Namtar went and knocked at Egalgina, Decorated the threshold steps with coral, Brought out the Anunnaki, seated them on golden thrones, Sprinkled Ishtar with the waters of life and brought her to her sister. He let her out through the first door, and gave to her the proud garment of her body. He let her out through the second door and gave to her the bangles for her wrists and ankles. He let her out through the third door and gave back to her the girdle of birthstones around her waist. He let her out through the fourth door and gave back to her the toggle pins at her breast. He let her out through the fifth door and gave back to her the beads around her neck. He let her out through the sixth door and gave back to her the rings for her ears. He let her out through the seventh door, and gave back to her the great crown for her head.

'Swear that she has paid you her ransom, and give her back in exchange for him, For Dumuzi, the lover of her youth. Wash him with pure water, anoint him with sweet oil, Clothe him in a red robe, let the lapis lazuli pipe play. Let the party girls raise a loud lament.'

Then Belili tore of her jewelry, Her lap was filled with eye stones. Belili heard the lament for her brother, she struck the jewelry from her body, The eye stones with which the front of the wild cow was filled.

'You shall not rob me forever of my only brother!
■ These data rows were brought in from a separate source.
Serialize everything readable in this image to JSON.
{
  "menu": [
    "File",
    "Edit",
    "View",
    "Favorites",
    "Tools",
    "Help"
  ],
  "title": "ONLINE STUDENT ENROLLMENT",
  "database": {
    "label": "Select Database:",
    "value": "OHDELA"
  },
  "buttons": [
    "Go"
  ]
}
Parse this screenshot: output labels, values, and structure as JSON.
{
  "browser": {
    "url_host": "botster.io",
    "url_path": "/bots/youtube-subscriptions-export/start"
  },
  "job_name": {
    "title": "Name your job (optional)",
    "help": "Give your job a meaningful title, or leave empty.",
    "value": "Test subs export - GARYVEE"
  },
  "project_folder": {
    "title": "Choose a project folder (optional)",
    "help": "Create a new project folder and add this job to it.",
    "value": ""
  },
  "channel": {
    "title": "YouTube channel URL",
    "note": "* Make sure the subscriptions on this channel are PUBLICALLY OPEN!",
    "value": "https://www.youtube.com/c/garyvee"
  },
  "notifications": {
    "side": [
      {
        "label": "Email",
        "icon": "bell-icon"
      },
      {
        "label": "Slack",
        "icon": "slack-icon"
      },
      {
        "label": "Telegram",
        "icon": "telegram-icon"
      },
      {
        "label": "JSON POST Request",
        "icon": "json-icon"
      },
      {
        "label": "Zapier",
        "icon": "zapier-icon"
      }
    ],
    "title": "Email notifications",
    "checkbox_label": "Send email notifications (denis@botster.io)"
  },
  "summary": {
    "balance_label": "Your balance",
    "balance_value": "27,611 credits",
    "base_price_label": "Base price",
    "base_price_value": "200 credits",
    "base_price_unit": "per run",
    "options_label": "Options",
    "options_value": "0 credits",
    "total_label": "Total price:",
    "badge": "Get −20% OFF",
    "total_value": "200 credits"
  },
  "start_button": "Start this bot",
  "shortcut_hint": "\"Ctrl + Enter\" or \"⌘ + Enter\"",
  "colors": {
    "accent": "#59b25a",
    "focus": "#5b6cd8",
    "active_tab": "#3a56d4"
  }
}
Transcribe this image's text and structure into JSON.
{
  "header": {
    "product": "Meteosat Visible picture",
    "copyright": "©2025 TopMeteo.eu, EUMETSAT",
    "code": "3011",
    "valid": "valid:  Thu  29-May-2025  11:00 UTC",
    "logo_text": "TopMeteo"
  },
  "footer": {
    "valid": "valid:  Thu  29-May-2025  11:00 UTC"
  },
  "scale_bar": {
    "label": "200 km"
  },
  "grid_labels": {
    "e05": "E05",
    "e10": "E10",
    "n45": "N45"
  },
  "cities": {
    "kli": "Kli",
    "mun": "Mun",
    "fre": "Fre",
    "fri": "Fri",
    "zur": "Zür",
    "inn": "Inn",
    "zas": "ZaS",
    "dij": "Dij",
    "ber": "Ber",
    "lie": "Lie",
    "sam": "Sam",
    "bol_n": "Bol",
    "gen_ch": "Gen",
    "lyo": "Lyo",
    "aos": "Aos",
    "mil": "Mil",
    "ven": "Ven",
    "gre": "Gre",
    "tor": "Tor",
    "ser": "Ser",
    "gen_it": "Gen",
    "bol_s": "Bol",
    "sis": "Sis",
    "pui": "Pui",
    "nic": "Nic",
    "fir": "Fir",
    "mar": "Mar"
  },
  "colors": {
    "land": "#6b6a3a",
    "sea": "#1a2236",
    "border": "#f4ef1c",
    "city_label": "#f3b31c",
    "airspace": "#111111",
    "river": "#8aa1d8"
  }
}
On the day when Dumuzi comes back up, and the lapis lazuli pipe and the carnelian ring come up with him, When male and female mourners come up with him, The dead shall come up and smell the smoke offering,

…three lines missing…